Based on newspaper articles and other national forums and committees relations between the LGBTQ+ community and police at this time were extremely strained in multiple major metropolitan areas around the country such as New York City, Chicago, and Detroit. Members of the community frequently found themselves not wanting to report crimes out of fear from a negative reaction to the police themselves or the predicted apathy. In a hearing for a senate subcommittee on police practices, they cite an immense and unnecessary use of force and verbal harassment from the police all across America. This sense of weariness between the LGBTQ+ community and the people who are supposed to protect them leads to more issues between them and a lack of communication when reporting crimes.
Community Coalition "Copwatch"
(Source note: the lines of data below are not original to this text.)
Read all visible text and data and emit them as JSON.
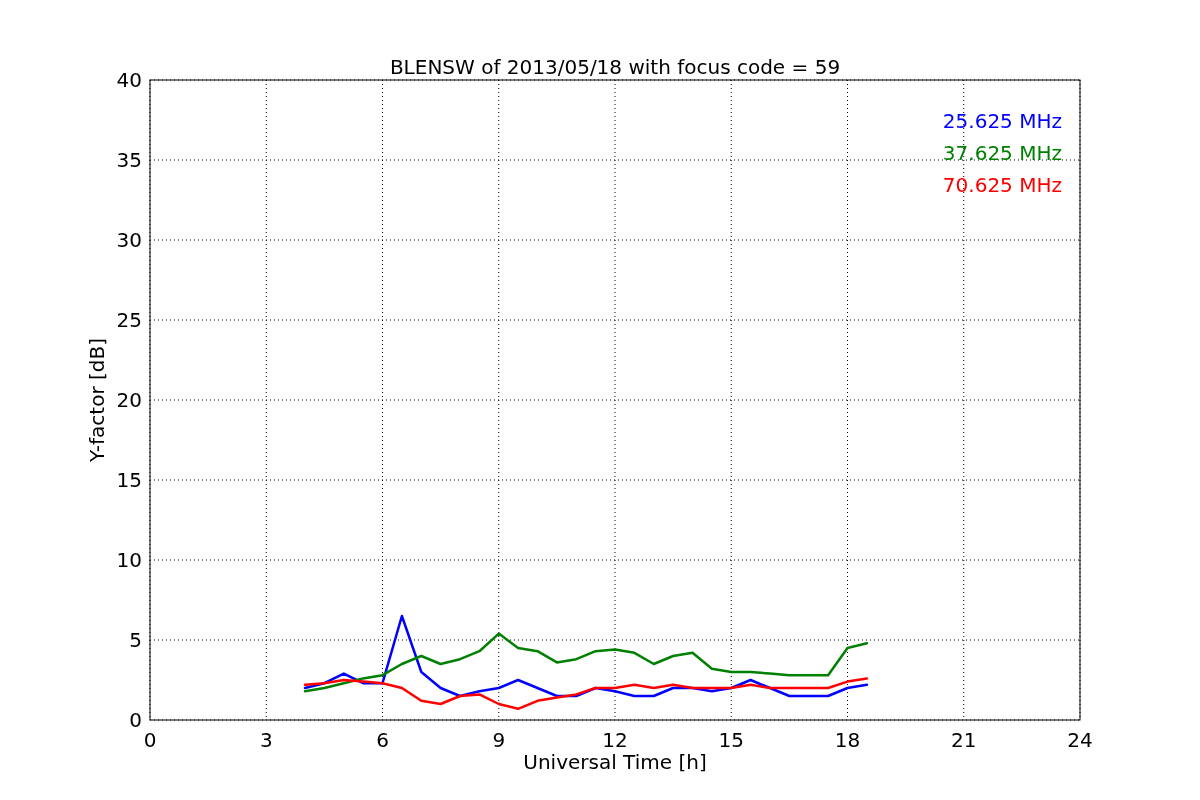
{
  "figure": {
    "chart_data": {
      "type": "line",
      "title": "BLENSW of 2013/05/18 with focus code = 59",
      "xlabel": "Universal Time [h]",
      "ylabel": "Y-factor [dB]",
      "x": [
        4.0,
        4.5,
        5.0,
        5.5,
        6.0,
        6.5,
        7.0,
        7.5,
        8.0,
        8.5,
        9.0,
        9.5,
        10.0,
        10.5,
        11.0,
        11.5,
        12.0,
        12.5,
        13.0,
        13.5,
        14.0,
        14.5,
        15.0,
        15.5,
        16.0,
        16.5,
        17.0,
        17.5,
        18.0,
        18.5
      ],
      "series": [
        {
          "name": "25.625 MHz",
          "color": "#0000ff",
          "values": [
            2.0,
            2.3,
            2.9,
            2.3,
            2.3,
            6.5,
            3.0,
            2.0,
            1.5,
            1.8,
            2.0,
            2.5,
            2.0,
            1.5,
            1.5,
            2.0,
            1.8,
            1.5,
            1.5,
            2.0,
            2.0,
            1.8,
            2.0,
            2.5,
            2.0,
            1.5,
            1.5,
            1.5,
            2.0,
            2.2
          ]
        },
        {
          "name": "37.625 MHz",
          "color": "#008000",
          "values": [
            1.8,
            2.0,
            2.3,
            2.6,
            2.8,
            3.5,
            4.0,
            3.5,
            3.8,
            4.3,
            5.4,
            4.5,
            4.3,
            3.6,
            3.8,
            4.3,
            4.4,
            4.2,
            3.5,
            4.0,
            4.2,
            3.2,
            3.0,
            3.0,
            2.9,
            2.8,
            2.8,
            2.8,
            4.5,
            4.8
          ]
        },
        {
          "name": "70.625 MHz",
          "color": "#ff0000",
          "values": [
            2.2,
            2.3,
            2.5,
            2.4,
            2.3,
            2.0,
            1.2,
            1.0,
            1.5,
            1.6,
            1.0,
            0.7,
            1.2,
            1.4,
            1.6,
            2.0,
            2.0,
            2.2,
            2.0,
            2.2,
            2.0,
            2.0,
            2.0,
            2.2,
            2.0,
            2.0,
            2.0,
            2.0,
            2.4,
            2.6
          ]
        }
      ],
      "grid": true,
      "xlim": [
        0,
        24
      ],
      "ylim": [
        0,
        40
      ],
      "xticks": [
        0,
        3,
        6,
        9,
        12,
        15,
        18,
        21,
        24
      ],
      "yticks": [
        0,
        5,
        10,
        15,
        20,
        25,
        30,
        35,
        40
      ]
    }
  }
}
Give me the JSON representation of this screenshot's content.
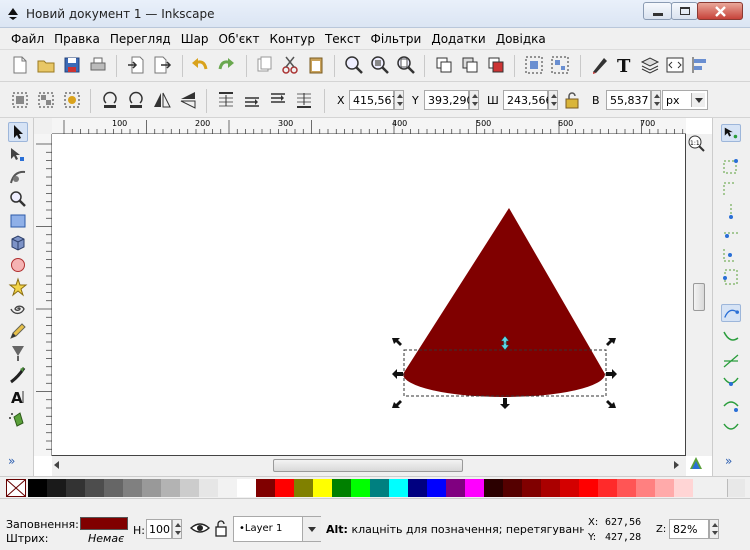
{
  "window": {
    "title": "Новий документ 1 — Inkscape"
  },
  "menu": [
    "Файл",
    "Правка",
    "Перегляд",
    "Шар",
    "Об'єкт",
    "Контур",
    "Текст",
    "Фільтри",
    "Додатки",
    "Довідка"
  ],
  "select_toolbar": {
    "x_label": "X",
    "x_value": "415,567",
    "y_label": "Y",
    "y_value": "393,290",
    "w_label": "Ш",
    "w_value": "243,566",
    "h_label": "В",
    "h_value": "55,837",
    "unit": "px"
  },
  "ruler": {
    "labels": [
      "100",
      "200",
      "300",
      "400",
      "500",
      "600",
      "700"
    ]
  },
  "zoom_corner": "1:1",
  "canvas": {
    "shape_color": "#800000"
  },
  "palette_colors": [
    "#000000",
    "#1a1a1a",
    "#333333",
    "#4d4d4d",
    "#666666",
    "#808080",
    "#999999",
    "#b3b3b3",
    "#cccccc",
    "#e6e6e6",
    "#f2f2f2",
    "#ffffff",
    "#800000",
    "#ff0000",
    "#808000",
    "#ffff00",
    "#008000",
    "#00ff00",
    "#008080",
    "#00ffff",
    "#000080",
    "#0000ff",
    "#800080",
    "#ff00ff",
    "#2b0000",
    "#550000",
    "#800000",
    "#aa0000",
    "#d40000",
    "#ff0000",
    "#ff2a2a",
    "#ff5555",
    "#ff8080",
    "#ffaaaa",
    "#ffd5d5"
  ],
  "statusbar": {
    "fill_label": "Заповнення:",
    "fill_color": "#800000",
    "stroke_label": "Штрих:",
    "stroke_value": "Немає",
    "opacity_label": "Н:",
    "opacity_value": "100",
    "layer": "•Layer 1",
    "message_bold": "Alt:",
    "message": " клацніть для позначення; перетягування д.",
    "x_label": "X:",
    "x_coord": "627,56",
    "y_label": "Y:",
    "y_coord": "427,28",
    "zoom_label": "Z:",
    "zoom_value": "82%"
  }
}
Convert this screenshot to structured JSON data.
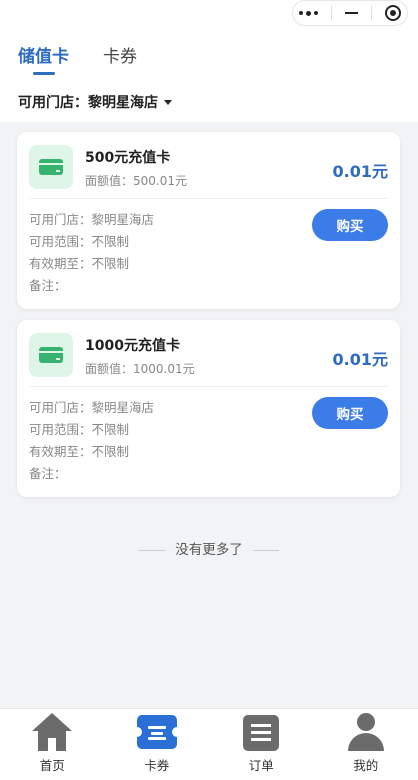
{
  "tabs": [
    {
      "label": "储值卡",
      "active": true
    },
    {
      "label": "卡券",
      "active": false
    }
  ],
  "store_selector": {
    "label": "可用门店：黎明星海店"
  },
  "cards": [
    {
      "title": "500元充值卡",
      "face_value": "面额值：500.01元",
      "price": "0.01元",
      "store": "可用门店：黎明星海店",
      "scope": "可用范围：不限制",
      "expiry": "有效期至：不限制",
      "note": "备注：",
      "buy_label": "购买"
    },
    {
      "title": "1000元充值卡",
      "face_value": "面额值：1000.01元",
      "price": "0.01元",
      "store": "可用门店：黎明星海店",
      "scope": "可用范围：不限制",
      "expiry": "有效期至：不限制",
      "note": "备注：",
      "buy_label": "购买"
    }
  ],
  "end_text": "没有更多了",
  "tabbar": [
    {
      "label": "首页",
      "icon": "home-icon"
    },
    {
      "label": "卡券",
      "icon": "ticket-icon",
      "active": true
    },
    {
      "label": "订单",
      "icon": "order-list-icon"
    },
    {
      "label": "我的",
      "icon": "user-icon"
    }
  ],
  "colors": {
    "accent": "#2f6bbf",
    "button": "#3b7ce8",
    "card_icon_bg": "#dff5e8",
    "card_icon": "#36b36e",
    "active_tab_icon": "#2a6fd6",
    "inactive_icon": "#6b6b6b"
  }
}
Based on an increased number of hate-crimes and worry over police apathy the Lesbian Gay Foundation of Michigan sponsored a collection of information through an independent source. This coalition was intended to provide confidentiality so members of the LGBT community who were victims of some form of harassment. This program was also named “Copwatch” implying that the police are unreliable and cannot be trusted by the LGBT community. People from the coalition would take statements from victims and record their incidents with harassment and hostility. The coalition was supported by the Triangle Foundation and the Michigan Lesbian and Gay Anti-Violence Project.
A common scenario that gay men were finding themselves in was one called “entrapment”. This is when a gay man would be approached and then propositioned by another man. After talking, some sexual interaction would either happen or begin to happen. Either after the sexual interaction or just as it starts, the man who initiated the conversation would pull out a badge and arrest the man for a charge along the lines of “gross indecency”, a felony charge. It would most likely occur at a public bathroom or rest stop on the highway, commonly involving the state police. A captain of the Michigan State police even acknowledged that a lot of entrapment occurs to cater to the individual sexual gratification of the officer, and that when it occurs the officer is usually not punished yet only reminded of where the “legal fine line is”. Often times after being arrested, it is common for the victims to plead guilty to a lesser charge to avoid the time and potential embarrassment of a public trial and are settled with a fine and possible probation.